#### DATA SHOWN
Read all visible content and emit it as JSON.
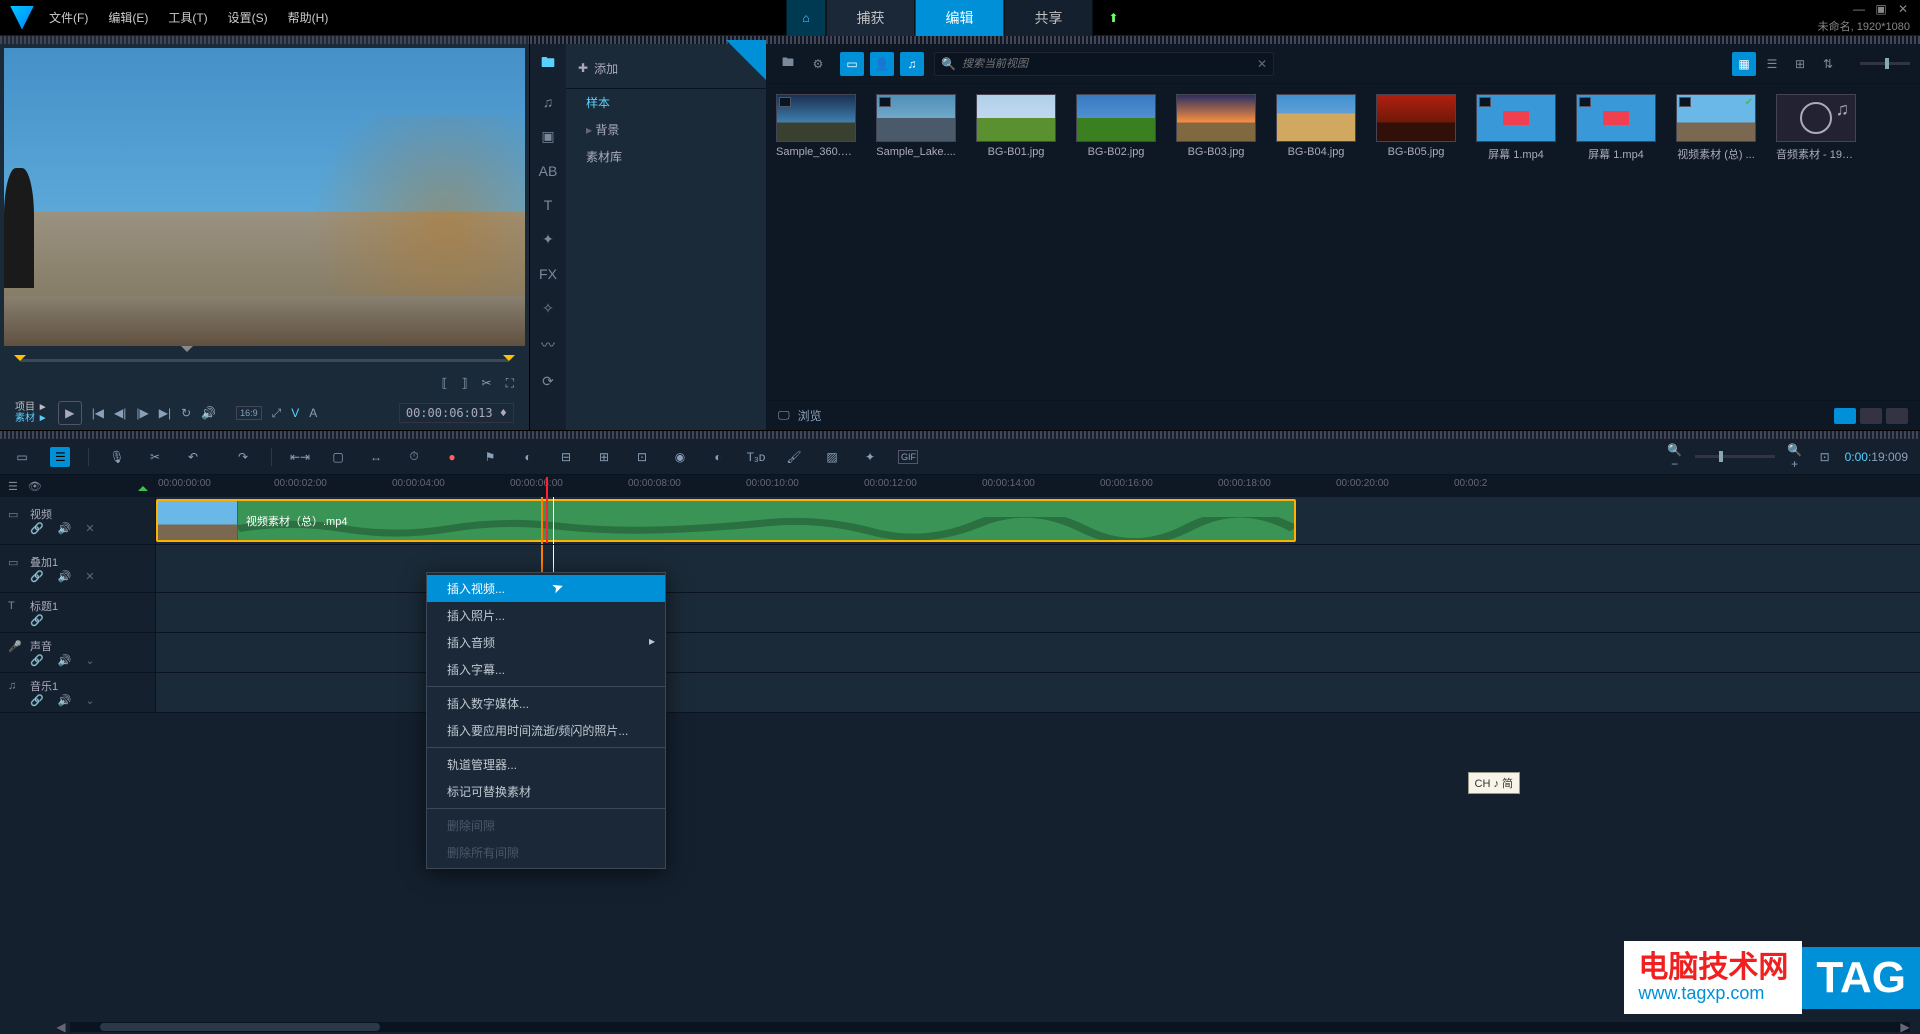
{
  "titlebar": {
    "menus": [
      "文件(F)",
      "编辑(E)",
      "工具(T)",
      "设置(S)",
      "帮助(H)"
    ],
    "tabs": {
      "capture": "捕获",
      "edit": "编辑",
      "share": "共享"
    },
    "project_info": "未命名, 1920*1080"
  },
  "preview": {
    "label_project": "项目 ►",
    "label_material": "素材 ►",
    "timecode": "00:00:06:013 ♦",
    "aspect": "16:9",
    "letters": {
      "v": "V",
      "a": "A"
    }
  },
  "library": {
    "add_label": "添加",
    "tree": {
      "sample": "样本",
      "background": "背景",
      "asset_lib": "素材库"
    },
    "search_placeholder": "搜索当前视图",
    "items": [
      {
        "name": "Sample_360.m..."
      },
      {
        "name": "Sample_Lake...."
      },
      {
        "name": "BG-B01.jpg"
      },
      {
        "name": "BG-B02.jpg"
      },
      {
        "name": "BG-B03.jpg"
      },
      {
        "name": "BG-B04.jpg"
      },
      {
        "name": "BG-B05.jpg"
      },
      {
        "name": "屏幕 1.mp4"
      },
      {
        "name": "屏幕 1.mp4"
      },
      {
        "name": "视频素材 (总) ..."
      },
      {
        "name": "音频素材 - 196..."
      }
    ],
    "browse": "浏览",
    "tools": {
      "fx": "FX",
      "ab": "AB",
      "t": "T"
    }
  },
  "timeline": {
    "duration": "0:00:19:009",
    "ruler": [
      "00:00:00:00",
      "00:00:02:00",
      "00:00:04:00",
      "00:00:06:00",
      "00:00:08:00",
      "00:00:10:00",
      "00:00:12:00",
      "00:00:14:00",
      "00:00:16:00",
      "00:00:18:00",
      "00:00:20:00",
      "00:00:2"
    ],
    "tracks": {
      "video": "视频",
      "overlay1": "叠加1",
      "title1": "标题1",
      "voice": "声音",
      "music1": "音乐1"
    },
    "clip_name": "视频素材（总）.mp4"
  },
  "context_menu": {
    "insert_video": "插入视频...",
    "insert_photo": "插入照片...",
    "insert_audio": "插入音频",
    "insert_subtitle": "插入字幕...",
    "insert_digital": "插入数字媒体...",
    "insert_timelapse": "插入要应用时间流逝/频闪的照片...",
    "track_manager": "轨道管理器...",
    "mark_replaceable": "标记可替换素材",
    "delete_gap": "删除间隙",
    "delete_all_gaps": "删除所有间隙"
  },
  "ime": "CH ♪ 简",
  "watermark": {
    "cn_title": "电脑技术网",
    "url": "www.tagxp.com",
    "tag": "TAG"
  }
}
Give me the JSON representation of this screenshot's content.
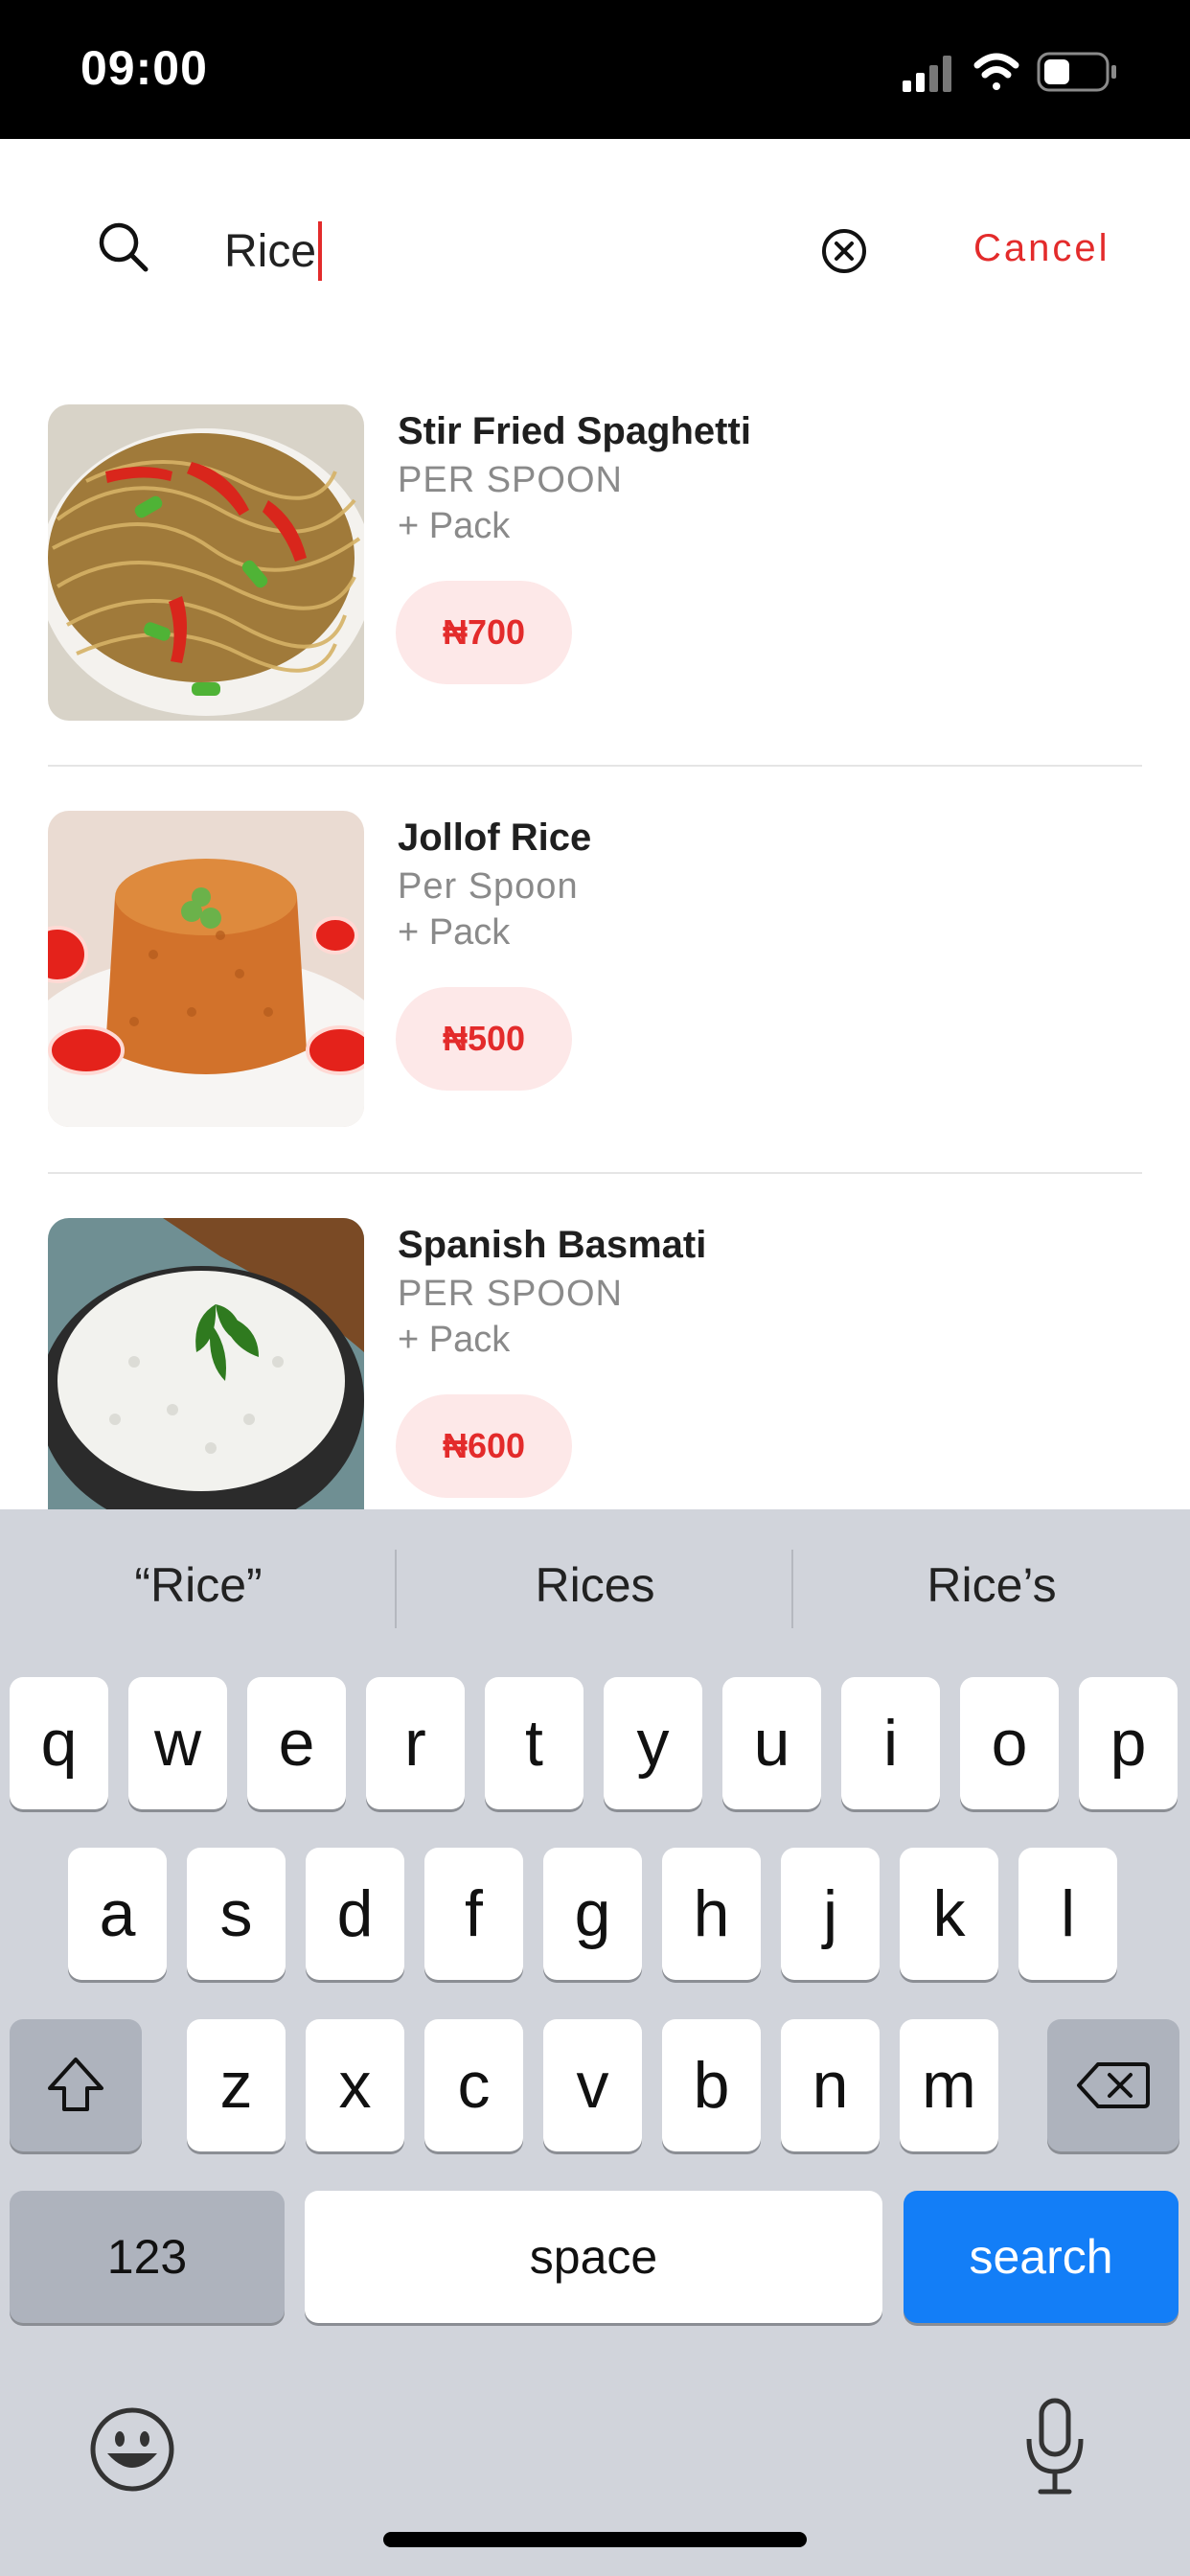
{
  "status_bar": {
    "time": "09:00",
    "icons": [
      "signal-icon",
      "wifi-icon",
      "battery-icon"
    ]
  },
  "search": {
    "query": "Rice",
    "cancel_label": "Cancel"
  },
  "results": [
    {
      "title": "Stir Fried Spaghetti",
      "unit": "PER SPOON",
      "pack": "+ Pack",
      "price": "₦700"
    },
    {
      "title": "Jollof Rice",
      "unit": "Per Spoon",
      "pack": "+ Pack",
      "price": "₦500"
    },
    {
      "title": "Spanish Basmati",
      "unit": "PER SPOON",
      "pack": "+ Pack",
      "price": "₦600"
    }
  ],
  "keyboard": {
    "suggestions": [
      "“Rice”",
      "Rices",
      "Rice’s"
    ],
    "row1": [
      "q",
      "w",
      "e",
      "r",
      "t",
      "y",
      "u",
      "i",
      "o",
      "p"
    ],
    "row2": [
      "a",
      "s",
      "d",
      "f",
      "g",
      "h",
      "j",
      "k",
      "l"
    ],
    "row3": [
      "z",
      "x",
      "c",
      "v",
      "b",
      "n",
      "m"
    ],
    "numbers_label": "123",
    "space_label": "space",
    "search_label": "search",
    "icons": [
      "shift-icon",
      "backspace-icon",
      "emoji-icon",
      "microphone-icon"
    ]
  },
  "colors": {
    "accent": "#e32b2b",
    "price_bg": "#fde8e8",
    "search_key": "#137ef7"
  }
}
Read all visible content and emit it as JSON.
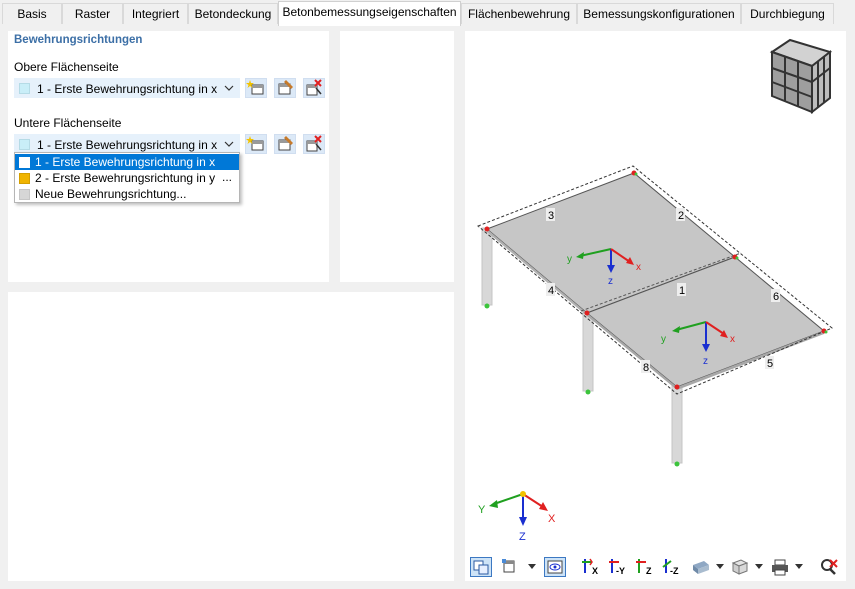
{
  "tabs": [
    {
      "label": "Basis",
      "active": false
    },
    {
      "label": "Raster",
      "active": false
    },
    {
      "label": "Integriert",
      "active": false
    },
    {
      "label": "Betondeckung",
      "active": false
    },
    {
      "label": "Betonbemessungseigenschaften",
      "active": true
    },
    {
      "label": "Flächenbewehrung",
      "active": false
    },
    {
      "label": "Bemessungskonfigurationen",
      "active": false
    },
    {
      "label": "Durchbiegung",
      "active": false
    }
  ],
  "reinforcement": {
    "section_title": "Bewehrungsrichtungen",
    "upper": {
      "label": "Obere Flächenseite",
      "selected": "1 - Erste Bewehrungsrichtung in x"
    },
    "lower": {
      "label": "Untere Flächenseite",
      "selected": "1 - Erste Bewehrungsrichtung in x"
    },
    "options": [
      {
        "label": "1 - Erste Bewehrungsrichtung in x",
        "color": "#c9eef8",
        "selected": true
      },
      {
        "label": "2 - Erste Bewehrungsrichtung in y",
        "color": "#f0b400",
        "selected": false
      },
      {
        "label": "Neue Bewehrungsrichtung...",
        "color": "#d6d6d6",
        "selected": false
      }
    ],
    "more_label": "..."
  },
  "model": {
    "edge_labels": [
      "1",
      "2",
      "3",
      "4",
      "5",
      "6",
      "8"
    ],
    "local_axes": {
      "x": "x",
      "y": "y",
      "z": "z"
    },
    "global_axes": {
      "x": "X",
      "y": "Y",
      "z": "Z"
    }
  },
  "colors": {
    "accent": "#3c6fa6",
    "selection": "#0078d7",
    "axis_x": "#e02020",
    "axis_y": "#20a020",
    "axis_z": "#1a2fd0"
  },
  "viewport_toolbar": {
    "icons": [
      "view-select-icon",
      "display-options-icon",
      "visibility-icon",
      "view-x-icon",
      "view-minus-y-icon",
      "view-z-icon",
      "view-minus-z-icon",
      "render-mode-icon",
      "iso-view-icon",
      "print-icon",
      "reset-view-icon"
    ],
    "labels": {
      "x": "X",
      "minus_y": "-Y",
      "z": "Z",
      "minus_z": "-Z"
    }
  }
}
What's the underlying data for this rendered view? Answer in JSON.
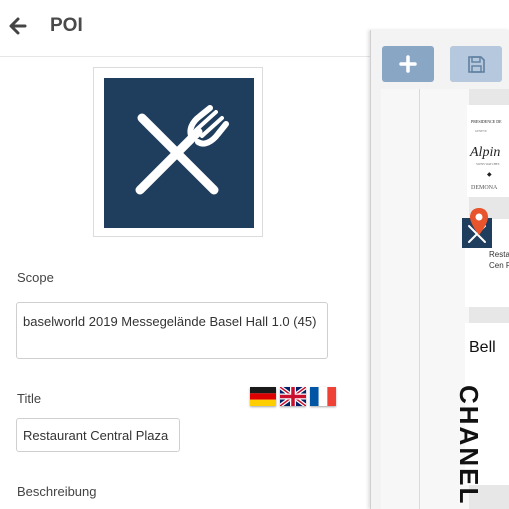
{
  "header": {
    "title": "POI",
    "back_icon": "arrow-left-icon"
  },
  "poi_image": {
    "icon": "fork-knife-icon",
    "background_color": "#1f3d5c"
  },
  "form": {
    "scope_label": "Scope",
    "scope_value": "baselworld 2019 Messegelände Basel Hall 1.0 (45)",
    "title_label": "Title",
    "title_value": "Restaurant Central Plaza",
    "description_label": "Beschreibung",
    "languages": [
      {
        "code": "de",
        "icon": "flag-germany-icon"
      },
      {
        "code": "en",
        "icon": "flag-uk-icon"
      },
      {
        "code": "fr",
        "icon": "flag-france-icon"
      }
    ]
  },
  "map": {
    "add_icon": "plus-icon",
    "save_icon": "floppy-disk-icon",
    "add_color": "#8aa6c5",
    "save_color": "#b5c8dd",
    "booth_texts": {
      "b1_line1": "PRESIDENCE DE",
      "b1_line2": "GENEVE",
      "b1_brand": "Alpin",
      "b1_line3": "SWISS WATCHES",
      "b1_diamond": "◆",
      "b1_bottom": "DEMONA",
      "b2_text": "Resta Cen Pla",
      "b3_brand": "Bell",
      "b4_brand": "CHANEL"
    }
  }
}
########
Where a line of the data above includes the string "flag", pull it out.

▶ OUTPUT FOR THIS TASK:
        "icon": "flag-germany-icon"
        "icon": "flag-uk-icon"
        "icon": "flag-france-icon"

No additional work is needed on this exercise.